n an interview with The Australian, Mr Nisbet also revealed Crown was in active talks with the Vietnamese and South Korean governments about their plans for new casino resort developments, and said he expected negotiations over Crown’s casino project in Sri Lanka would be completed before the end of the year.
But Japan’s potential as a us$40bn-a-year gaming market means it remains Melco Crown’s highest priority internationally. “Japan is the biggest single opportunity that we are looking at in terms of an international expansion and growth story, just because of the sophistication of the market, the appeal of the overall area,” Nisbet said. Crown boss James Packer will visit Tokyo this week as part of a business delegation accompanying Prime Minister Tony Abbott on his North Asia visit, and will speak about the company’s plans for Tokyo at a business function.
Nisbet downplayed the prospect of rising tensions between China and Japan affecting the bid, saying that Melco Crown’s well-regarded Hong Kong-based chief executive Lawrence Ho - Packer’s partner in the business - would be an asset to the bid.
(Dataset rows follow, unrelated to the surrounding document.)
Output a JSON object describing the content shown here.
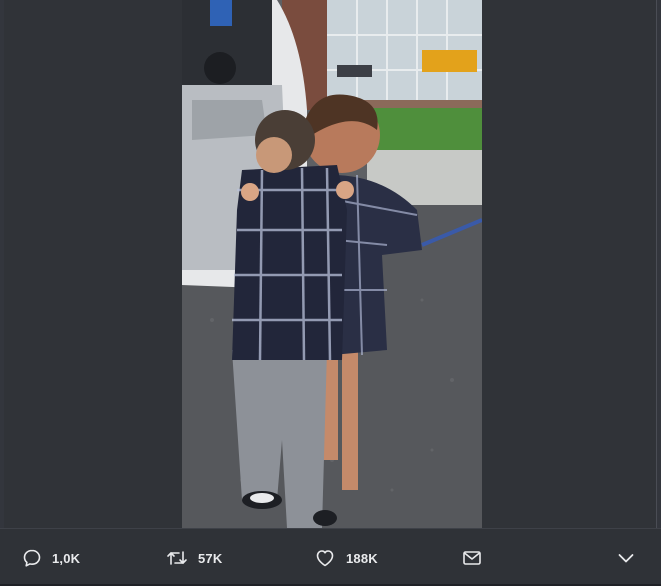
{
  "actions": {
    "reply": {
      "icon": "reply-icon",
      "count": "1,0K"
    },
    "retweet": {
      "icon": "retweet-icon",
      "count": "57K"
    },
    "like": {
      "icon": "heart-icon",
      "count": "188K"
    },
    "message": {
      "icon": "envelope-icon"
    },
    "more": {
      "icon": "chevron-down-icon"
    }
  },
  "colors": {
    "background": "#33363d",
    "action_text": "#e9eaec"
  }
}
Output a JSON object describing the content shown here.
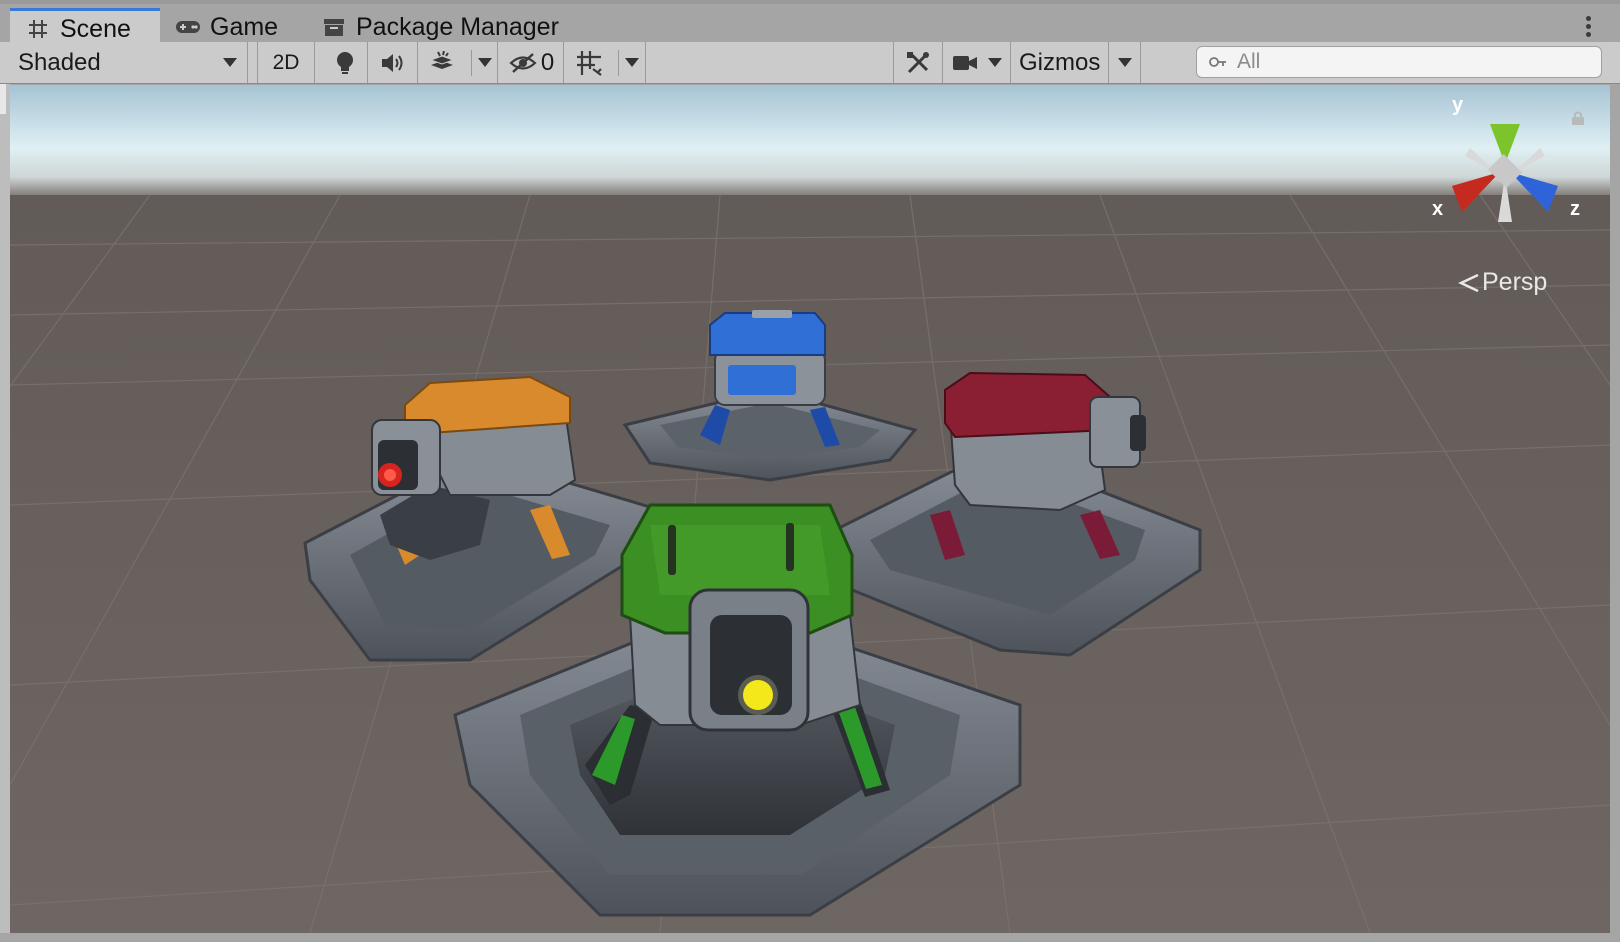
{
  "tabs": [
    {
      "label": "Scene",
      "icon": "hash-grid-icon",
      "active": true
    },
    {
      "label": "Game",
      "icon": "gamepad-icon",
      "active": false
    },
    {
      "label": "Package Manager",
      "icon": "package-icon",
      "active": false
    }
  ],
  "toolbar": {
    "draw_mode": "Shaded",
    "toggle_2d": "2D",
    "hidden_count": "0",
    "gizmos_label": "Gizmos"
  },
  "search": {
    "placeholder": "All"
  },
  "scene_view": {
    "projection_label": "Persp",
    "axis_labels": {
      "x": "x",
      "y": "y",
      "z": "z"
    },
    "turrets": [
      {
        "color_name": "orange",
        "accent": "#d98a2c"
      },
      {
        "color_name": "blue",
        "accent": "#2f6fd6"
      },
      {
        "color_name": "red",
        "accent": "#8a1e33"
      },
      {
        "color_name": "green",
        "accent": "#3c8f22"
      }
    ]
  },
  "colors": {
    "tab_active_accent": "#3a79d7",
    "sky_top": "#a9c4d4",
    "ground": "#6b6460",
    "axis_x": "#c42a1e",
    "axis_y": "#7cc32c",
    "axis_z": "#2e64d8"
  }
}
Casino giants Wynns, Las Vegas Sands and others are vying for the right to build and operate casinos in Japan, which is preparing to allow integrated casino resorts in Tokyo and possibly Osaka and regional cities to meet its tourism targets and reinvigorate its economy. Japan, a nation of 120 million people strategically located in north Asia, has long been regarded as the casino world’s El Dorado.
But thanks to looming law changes the promise is poised to become a reality. “Everybody has reached for another gear, whether it be the political bodies … or prospective international companies that are interested in coming into Japan,’’ Nisbet said.
“There’s been this moment in time where the Olympics has crystallised thinking around what’s the best way to capitalise on Japan being on the world stage and really driving the next stage of growth that the Abe government is looking to do to reinvigorate the Japanese economy.”
Melco Crown plans to use its record in revitalising the Southbank precinct of Melbourne and its successes in Macau - as well as its us$ 22 billion market capitalisation, and record on probity and problem gambling - to persuade the Japanese government to choose its bid from a heavyweight field of gaming ¬giants.
“The one thing I think does make us stand out from the crowd is we have an incredibly successful business both in Australia and abroad,’’ Nisbet said.
“We are financially sound. We haven’t done things that are crazy or leveraged up our balance sheet to the point where we can’t afford to invest a significant sum of money in Japan. It is well within our means. “One of those things governments need to look at when they look at who they do business with is: are they going to be around through tough times and good times?
“And I think the one thing that Crown has done through Melco Crown, or on our own, through good times and bad we have reinvested in our properties.”
Nisbet also flagged a high-end production - along the lines of Melco Crown’s us$ 250 million House of Dancing Water show in Macau - would be a part of its Japan bid. “We don’t want to just build something that the guy built in Vegas and bring it to Japan. We want to come up with something that’s unique, speaks to the culture, has an entertainment aspect to it,’’ he said.
Nisbet said Melco Crown was in talks with several Japanese corporations - including some leading multinational firms with operations in Australia- about joining forces on the bid. “We think a local partner is a key ingredient. There have been meetings with various companies in Japan. It’s fair to say nothing has solidified yet,” he said.